Compromised devices, on the other hand, refer to devices such as laptops, smartphones, and tablets that have been hacked or infected with malware. These devices can be used by attackers to gain unauthorized access to a company’s network, steal sensitive data, or launch attacks on other devices on the network.
Both smishing and compromised devices pose significant risks to companies, as they can be used by attackers to gain access to sensitive data and cause significant damage to the company’s reputation and finances.
To mitigate the risks posed by smishing and compromised devices, companies should implement the following best practices:
By implementing these best practices, companies can help protect themselves against the risks posed by smishing and compromised devices. However, it’s important to recognize that no security measure is foolproof, and companies should remain vigilant and proactive in their efforts to protect their networks from internal and external threats.
I decided that it would be a good idea to start a blog that can be used to see what I have going on
Issue with office on RDP upgrade to office 365 and test for multiple sign ons.
Working on word press for g&r Manufactured solutions., Find Content. add video header.
Something for people to start thinking about..
You and 10 other people have managed to get wireless access on your network.
everyone walks in the door for your android device to connect to wireless what happens next
is something no one really thinks about.. AUTO SYNC. suddenly the network is a buzz with
activity from mobile phones.
That doesn’t sound like a problem except all upstream speeds are a fraction of download speeds except when the upload stream is maxed the download stream stops too.
If you must allow employees with mobile devices on your network, ask them to turn off syncing while on your network.
I’ve seen a onecloud account virtually stop network activity except uploading thousands of images to the cloud at full speed.
Over the past few days I have been recovering from ransom ware at a clients.
The ransom ware managed to encrypt the host computer and the server shares both of them and
some misc shares throughout the network, I don’t condone many network shares so the problem wan’t
completely devastated. The Inventory system is written in VFP (My best language) about 30 tables were corrupted before I
killed the share on the server. Then I found the PeachTree server share had been corrupted also :<
2 register shares were corrupted 1 we lost the data all together.
as far as the servers are concerned ——- 100% RECOVERED thanks to persistent backups (multiple per day)
So, I have created a program that does nothing but monitor the inventory files, if any file becomes ‘NOT A TABLE’
the share will be shut down and data preserved except the table that triggered the problem.
today is 03/04/16 ,

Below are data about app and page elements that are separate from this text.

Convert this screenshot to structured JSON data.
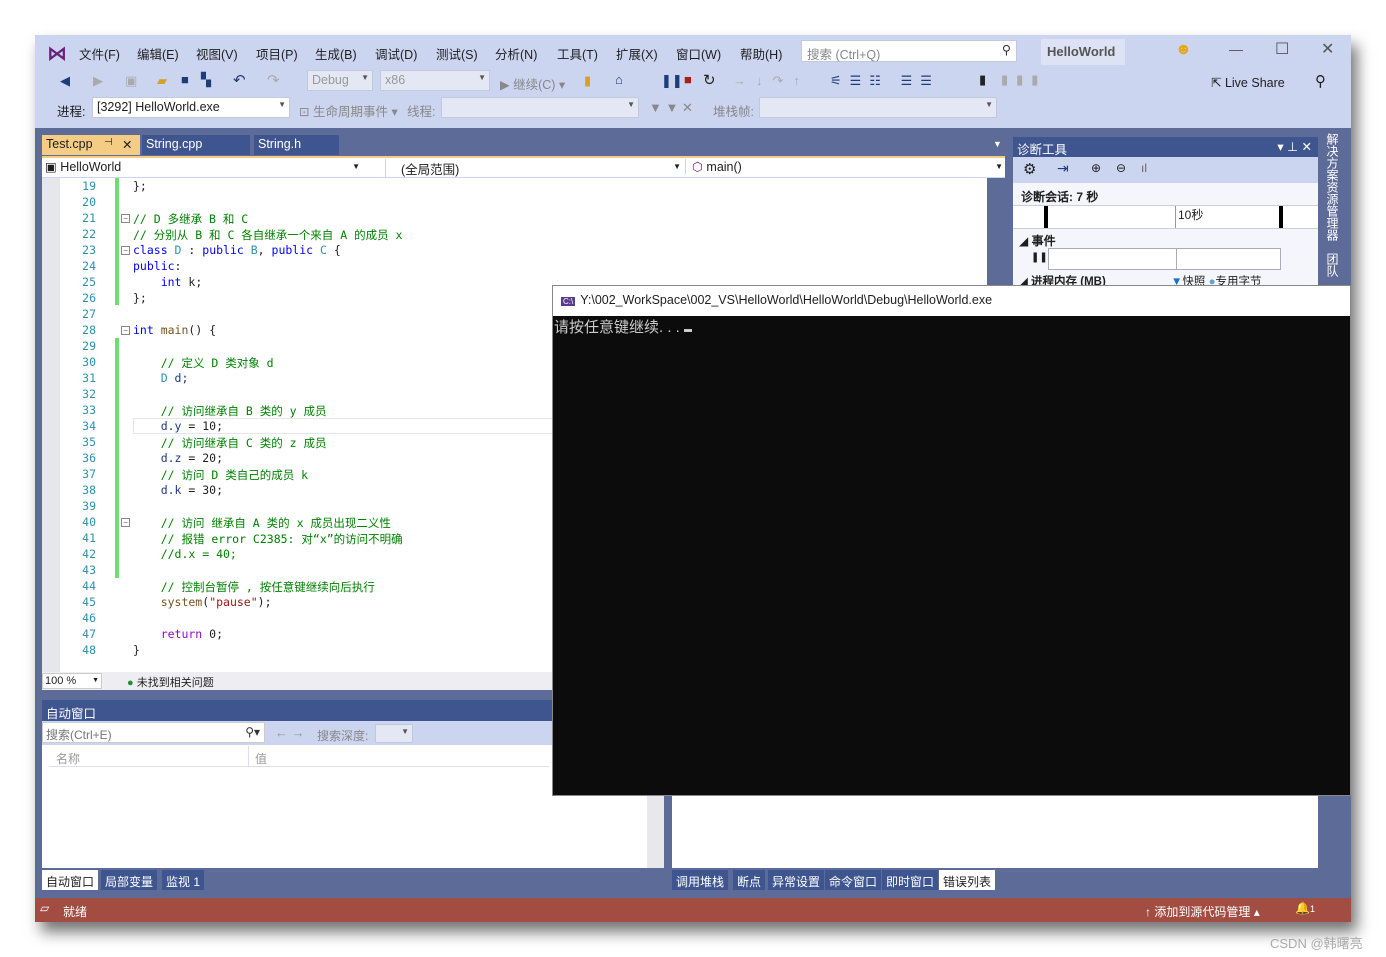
{
  "menu": [
    "文件(F)",
    "编辑(E)",
    "视图(V)",
    "项目(P)",
    "生成(B)",
    "调试(D)",
    "测试(S)",
    "分析(N)",
    "工具(T)",
    "扩展(X)",
    "窗口(W)",
    "帮助(H)"
  ],
  "search": {
    "placeholder": "搜索 (Ctrl+Q)"
  },
  "solution_name": "HelloWorld",
  "toolbar": {
    "config": "Debug",
    "platform": "x86",
    "continue": "继续(C)",
    "live_share": "Live Share",
    "process_label": "进程:",
    "process": "[3292] HelloWorld.exe",
    "lifecycle": "生命周期事件",
    "thread_label": "线程:",
    "stack_label": "堆栈帧:"
  },
  "tabs": [
    {
      "label": "Test.cpp",
      "active": true
    },
    {
      "label": "String.cpp"
    },
    {
      "label": "String.h"
    }
  ],
  "nav": {
    "project": "HelloWorld",
    "scope": "(全局范围)",
    "member": "main()"
  },
  "code": [
    {
      "n": "19",
      "segs": [
        [
          "};",
          "pl"
        ]
      ]
    },
    {
      "n": "20",
      "segs": []
    },
    {
      "n": "21",
      "segs": [
        [
          "// D 多继承 B 和 C",
          "cm"
        ]
      ]
    },
    {
      "n": "22",
      "segs": [
        [
          "// 分别从 B 和 C 各自继承一个来自 A 的成员 x",
          "cm"
        ]
      ]
    },
    {
      "n": "23",
      "segs": [
        [
          "class ",
          "kw"
        ],
        [
          "D",
          "ty"
        ],
        [
          " : ",
          "pl"
        ],
        [
          "public ",
          "kw"
        ],
        [
          "B",
          "ty"
        ],
        [
          ", ",
          "pl"
        ],
        [
          "public ",
          "kw"
        ],
        [
          "C",
          "ty"
        ],
        [
          " {",
          "pl"
        ]
      ]
    },
    {
      "n": "24",
      "segs": [
        [
          "public",
          "kw"
        ],
        [
          ":",
          "pl"
        ]
      ]
    },
    {
      "n": "25",
      "segs": [
        [
          "    int ",
          "kw"
        ],
        [
          "k;",
          "pl"
        ]
      ]
    },
    {
      "n": "26",
      "segs": [
        [
          "};",
          "pl"
        ]
      ]
    },
    {
      "n": "27",
      "segs": []
    },
    {
      "n": "28",
      "segs": [
        [
          "int ",
          "kw"
        ],
        [
          "main",
          "fn"
        ],
        [
          "() {",
          "pl"
        ]
      ]
    },
    {
      "n": "29",
      "segs": []
    },
    {
      "n": "30",
      "segs": [
        [
          "    // 定义 D 类对象 d",
          "cm"
        ]
      ]
    },
    {
      "n": "31",
      "segs": [
        [
          "    D ",
          "ty"
        ],
        [
          "d;",
          "vr"
        ]
      ]
    },
    {
      "n": "32",
      "segs": []
    },
    {
      "n": "33",
      "segs": [
        [
          "    // 访问继承自 B 类的 y 成员",
          "cm"
        ]
      ]
    },
    {
      "n": "34",
      "segs": [
        [
          "    d.y",
          "vr"
        ],
        [
          " = 10;",
          "pl"
        ]
      ]
    },
    {
      "n": "35",
      "segs": [
        [
          "    // 访问继承自 C 类的 z 成员",
          "cm"
        ]
      ]
    },
    {
      "n": "36",
      "segs": [
        [
          "    d.z",
          "vr"
        ],
        [
          " = 20;",
          "pl"
        ]
      ]
    },
    {
      "n": "37",
      "segs": [
        [
          "    // 访问 D 类自己的成员 k",
          "cm"
        ]
      ]
    },
    {
      "n": "38",
      "segs": [
        [
          "    d.k",
          "vr"
        ],
        [
          " = 30;",
          "pl"
        ]
      ]
    },
    {
      "n": "39",
      "segs": []
    },
    {
      "n": "40",
      "segs": [
        [
          "    // 访问 继承自 A 类的 x 成员出现二义性",
          "cm"
        ]
      ]
    },
    {
      "n": "41",
      "segs": [
        [
          "    // 报错 error C2385: 对“x”的访问不明确",
          "cm"
        ]
      ]
    },
    {
      "n": "42",
      "segs": [
        [
          "    //d.x = 40;",
          "cm"
        ]
      ]
    },
    {
      "n": "43",
      "segs": []
    },
    {
      "n": "44",
      "segs": [
        [
          "    // 控制台暂停 , 按任意键继续向后执行",
          "cm"
        ]
      ]
    },
    {
      "n": "45",
      "segs": [
        [
          "    system",
          "fn"
        ],
        [
          "(",
          "pl"
        ],
        [
          "\"pause\"",
          "st"
        ],
        [
          ");",
          "pl"
        ]
      ]
    },
    {
      "n": "46",
      "segs": []
    },
    {
      "n": "47",
      "segs": [
        [
          "    return ",
          "rt"
        ],
        [
          "0;",
          "pl"
        ]
      ]
    },
    {
      "n": "48",
      "segs": [
        [
          "}",
          "pl"
        ]
      ]
    }
  ],
  "editor_status": {
    "zoom": "100 %",
    "issues": "未找到相关问题"
  },
  "auto_window": {
    "title": "自动窗口",
    "search_placeholder": "搜索(Ctrl+E)",
    "depth_label": "搜索深度:",
    "col_name": "名称",
    "col_value": "值"
  },
  "diag": {
    "title": "诊断工具",
    "session": "诊断会话: 7 秒",
    "tick": "10秒",
    "events": "事件",
    "memory": "进程内存 (MB)",
    "snapshot": "快照",
    "private_bytes": "专用字节"
  },
  "side_tabs": [
    "解决方案资源管理器",
    "团队资"
  ],
  "console": {
    "title": "Y:\\002_WorkSpace\\002_VS\\HelloWorld\\HelloWorld\\Debug\\HelloWorld.exe",
    "output": "请按任意键继续. . . "
  },
  "bottom_left_tabs": [
    "自动窗口",
    "局部变量",
    "监视 1"
  ],
  "bottom_right_tabs": [
    "调用堆栈",
    "断点",
    "异常设置",
    "命令窗口",
    "即时窗口",
    "错误列表"
  ],
  "status": {
    "text": "就绪",
    "source_control": "添加到源代码管理",
    "notifications": "1"
  },
  "watermark": "CSDN @韩曙亮",
  "colors": {
    "accent": "#68217a",
    "status_bar": "#a34c42",
    "chrome": "#ccd5f0",
    "panel": "#5d6b99"
  }
}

RANSOM – NOT PAID !!!
I have recently created a laminar hood that I can open and service hard drives. I have opened and successfully changed the heads on hard drives and have one waiting for a platter swap to a donor hard drive with a good motor. The heads have had extended contact with the platter due to a motor malfunction the results are a large swath of platters (all 4) with magnetic material scorn off. The bright line close to the hub and outer band about 1/4 inch on the outer rim (are BAD)
I removed the heads and replaced with donor heads I doubted would work after seeing the damage.
looking at the heads through a microscope showed that every platter has been damaged
My next rout is to change the platters to another good working motor.